A high-school classmate of my wife’s, when told about my candidacy, said, “Why would I vote for a liberal?”
She knows little about my politics, but this is a person who fancies herself a conservative (obviously) and anyone who disagrees with her a liberal. But what does her conservatism mean?
She has a “Legalize the Constitution” bumper sticker on the back of her car, which is a conservative principle that I wholeheartedly adopt.
The tendency of the Court of Criminal Appeals in the last fifteen years has been toward results-oriented jurisprudence: deciding what result the voters would desire (“the government wins”) and then writing the law to reach that result (one example) at the constitutions’ expense. There is nothing conservative about results-oriented jurisprudence. It’s not judicially conservative, and it’s not socially conservative. It may appeal to “conservative” voters, though, whose idea of conservatism is “whatever the majority that I belong to wants.”
I am often critical of the Texas Legislature:
This is not the first time that the Texas Legislature has incompetently written a penal statute. It won’t be the last time. Texas legislators are, after all, mostly products of Texas’s public education system, and most of them were highly stupid to begin with. When the Texas Legislature manages to get it right, it’s the exception rather than the rule. Sometimes it even passes statutes intending to do one thing but doing the exact opposite.
But if elected I will follow the law as the people’s generally cretinous elected representatives in Austin have written it, except for this: if the law (or other government action) violates either the U.S. Constitution or the Texas Constitution of 1876, I will strike it down.

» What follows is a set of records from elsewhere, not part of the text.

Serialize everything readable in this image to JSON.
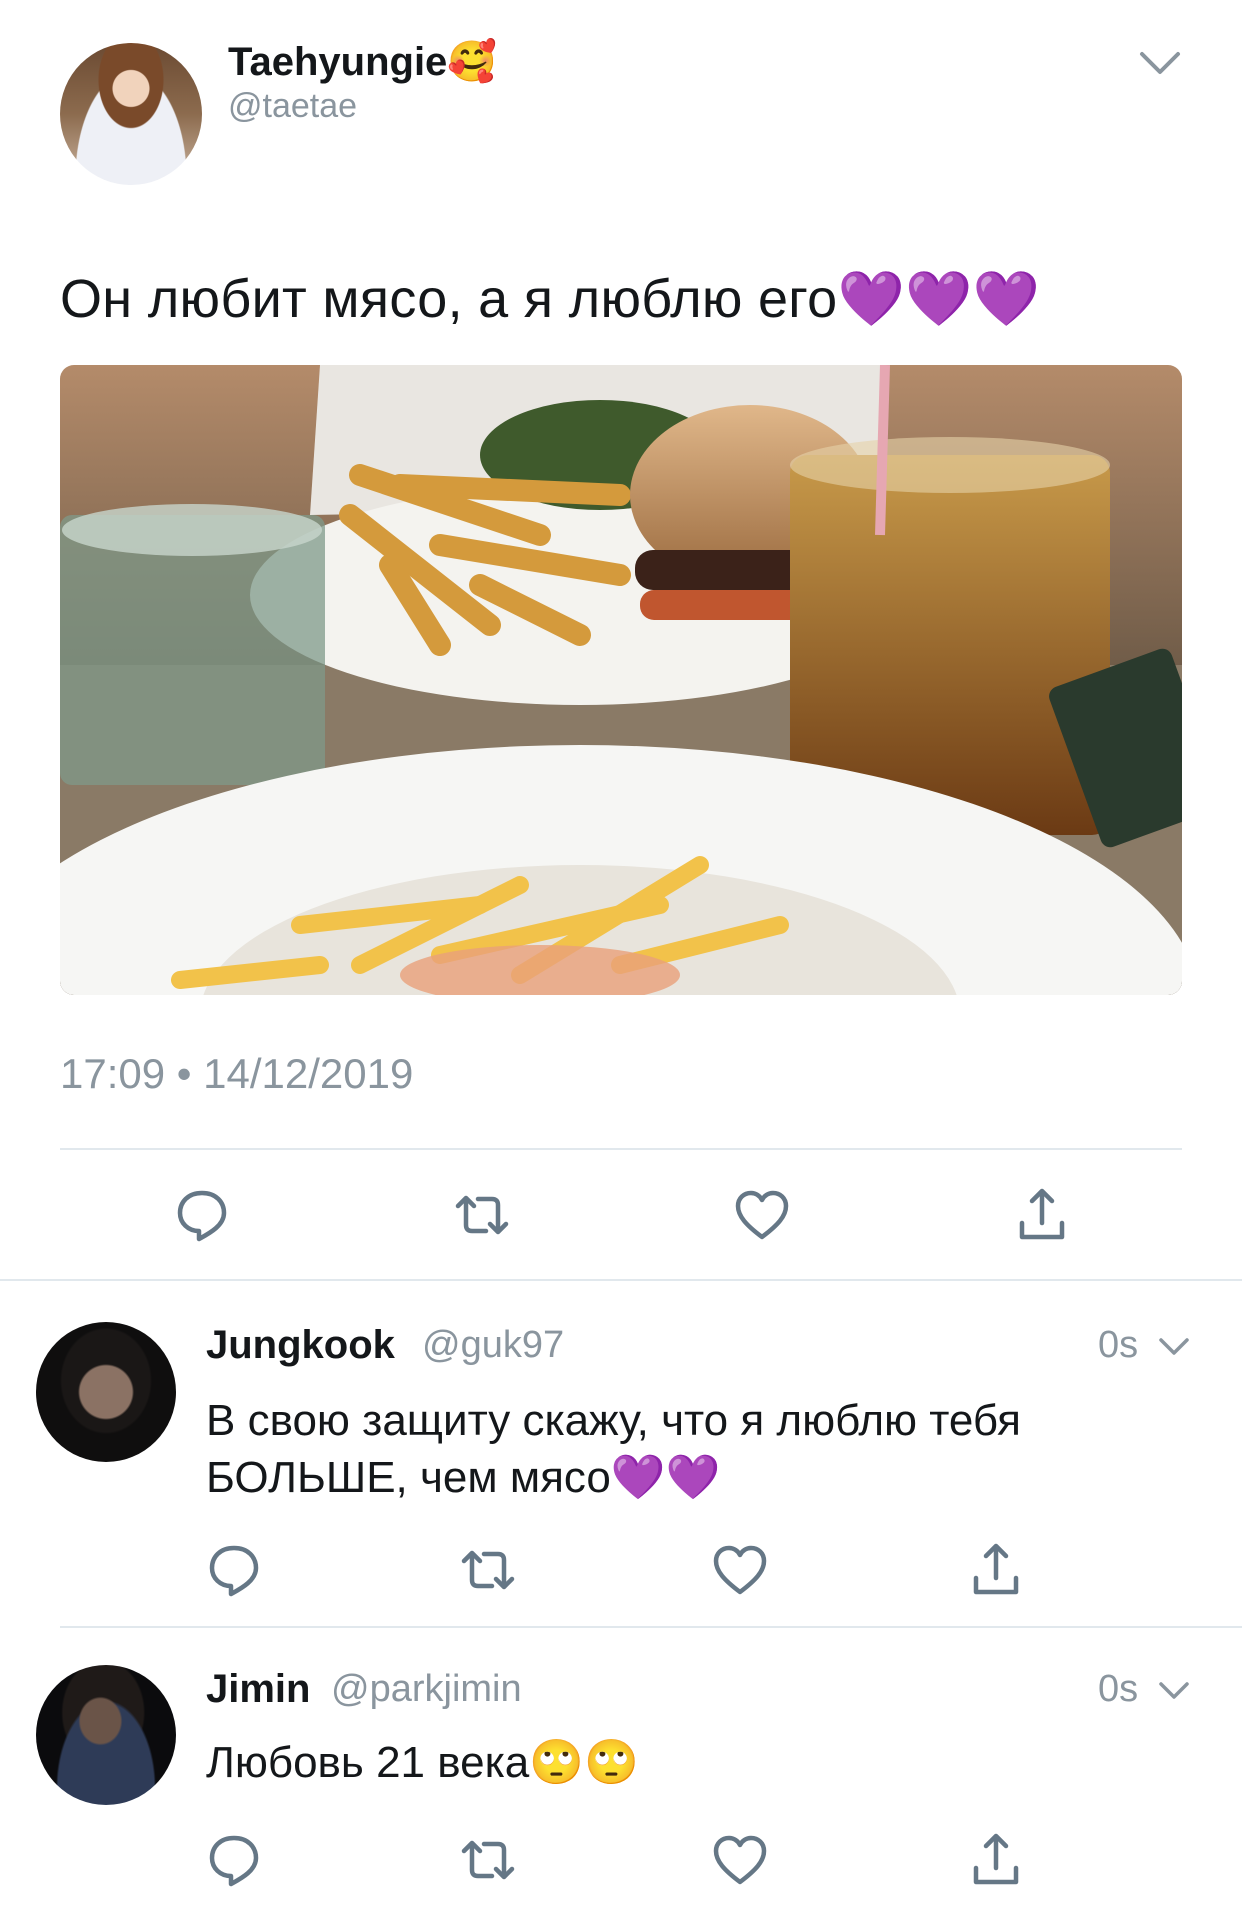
{
  "main_tweet": {
    "display_name": "Taehyungie🥰",
    "handle": "@taetae",
    "text": "Он любит мясо, а я люблю его💜💜💜",
    "timestamp": "17:09 • 14/12/2019",
    "photo_icon": "food-photo",
    "actions": [
      "reply-icon",
      "retweet-icon",
      "like-icon",
      "share-icon"
    ]
  },
  "replies": [
    {
      "display_name": "Jungkook",
      "handle": "@guk97",
      "time": "0s",
      "text_line1": "В свою защиту скажу, что я люблю тебя",
      "text_line2": "БОЛЬШЕ, чем мясо💜💜"
    },
    {
      "display_name": "Jimin",
      "handle": "@parkjimin",
      "time": "0s",
      "text_line1": "Любовь 21 века🙄🙄"
    }
  ],
  "colors": {
    "text": "#14171a",
    "secondary": "#8a959e",
    "divider": "#e1e8ed",
    "icon": "#657786"
  }
}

Returning meaning to the US and Texas Constitutions is the most conservative of actions. We can only return meaning to these laws by strictly enforcing them against the government officials who would break them.
For the most part Texas courts have, where there is a related provision in the US Constitution, blown off the Texas Constitution and decided the matter based on the U.S. Constitution. But the Texas Constitution may restrict government action more than the US Constitution. Instead of lazily interpreting its provisions with reference to decisions of the east-coast Supreme Court, the Texas Court of Criminal Appeals must set about determining how Texans of 1876 would have felt about the action the government is trying to justify, and then use that information to apply the constitution that those Texans adopted to the question before them.
It’s long past time to legalize the Texas Constitution. There’s nothing “liberal” about it.